Even though I had so many friends around me during those early times with Maclain, I felt so alone. And with every diagnosis, the black hole got deeper, the triangle bigger and the void seemed never-ending. Cerebral Palsy, profound hearing loss, failure to thrive, chronic lung disease. Each of these diagnoses came with more appointments, more doctors, more questions, more worries.

I knew of no other parent walking in my shoes. No one I could truly share my fears with, ask questions of, learn from. I didn’t have a community I felt that I could relate to, and it was the worst feeling. It wasn’t that my friends and family weren’t supportive and helpful, I just needed so much more. I needed to connect with other parents who were caring for a child with a disability who could understand how I was feeling and what I needed.

The value of community

I slowly began to reach out to find others that I could connect with, to find a community I could belong to as I stepped into my new role as a caregiver. I sought out coffee chats and parent meet ups through my local children’s treatment centre. I asked therapists for names of other parents that I could meet and talk to.  I joined online groups, eventually becoming a creator and moderator of a Facebook group called PAL, which stands for Parent Advocacy Link.

These supports became my lifeline and opened up a whole new world as I navigated this foreign land. I started to meet parents and caregivers who were new in their journey or had been down the path for a while, each of us having to have made our way through the dark in search of brighter days ahead. People from all over Ontario and Canada, from all walks of life, each with their own stories and experiences.

I started to form friendships with other parents as we bonded over therapy ideas, feeding issues, adapted equipment, available funding sources, recreational options. How to find accessible places to visit, and places to avoid. How to ask for what we needed, and how to better advocate for Maclain whether that be in the healthcare setting or school environment. I finally had people I could relate to, and who gave me their shoulders to lean on.

Finding opportunities to join committees and associations became a big goal, a deeper desire to become more entrenched in the special needs world which helped broaden my chances of making more of the connections I was so desperate for. I was able to meet and interact with parents and caregivers, but also clinicians, policy makers, researchers. And everything I learned, I wanted to bring back to my community to share the things that had been shared with me. I have made it a goal to reach out and lend a hand for those caregivers who find themselves in their own black hole, their own vortex.

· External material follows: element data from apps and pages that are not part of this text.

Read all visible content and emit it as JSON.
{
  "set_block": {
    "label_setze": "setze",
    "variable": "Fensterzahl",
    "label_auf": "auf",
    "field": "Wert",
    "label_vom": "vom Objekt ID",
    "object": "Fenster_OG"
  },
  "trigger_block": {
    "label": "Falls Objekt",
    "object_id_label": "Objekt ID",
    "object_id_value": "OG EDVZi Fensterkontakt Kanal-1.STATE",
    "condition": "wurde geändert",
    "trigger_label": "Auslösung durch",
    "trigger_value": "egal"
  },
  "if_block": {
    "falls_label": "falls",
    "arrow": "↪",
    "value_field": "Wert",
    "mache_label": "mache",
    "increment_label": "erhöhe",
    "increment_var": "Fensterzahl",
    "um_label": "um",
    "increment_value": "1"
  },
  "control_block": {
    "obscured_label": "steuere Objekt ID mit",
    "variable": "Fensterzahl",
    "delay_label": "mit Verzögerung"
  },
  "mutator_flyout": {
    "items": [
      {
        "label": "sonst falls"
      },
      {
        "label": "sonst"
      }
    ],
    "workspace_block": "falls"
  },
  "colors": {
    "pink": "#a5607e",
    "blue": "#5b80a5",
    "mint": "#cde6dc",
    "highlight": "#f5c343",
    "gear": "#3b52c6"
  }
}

I have always said I belong to a club that I had never wanted to be a part of, but that I am so thankful now that I am a member. Without my caregiving community I know without question that I would not have access to the knowledge and resources that I have. I would not have the vital lifelines that have been created with my group of parents who are going through everything that I am going through, even if our stories are not identical.

I look at where we are today, where we have come from since those early days and am amazed at what we have learned. I know we would not be even close to thriving were it not for the amazing people who have shared their experiences, their friendship, and their learnings with us.

How did you navigate the beginning of your caregiver journey?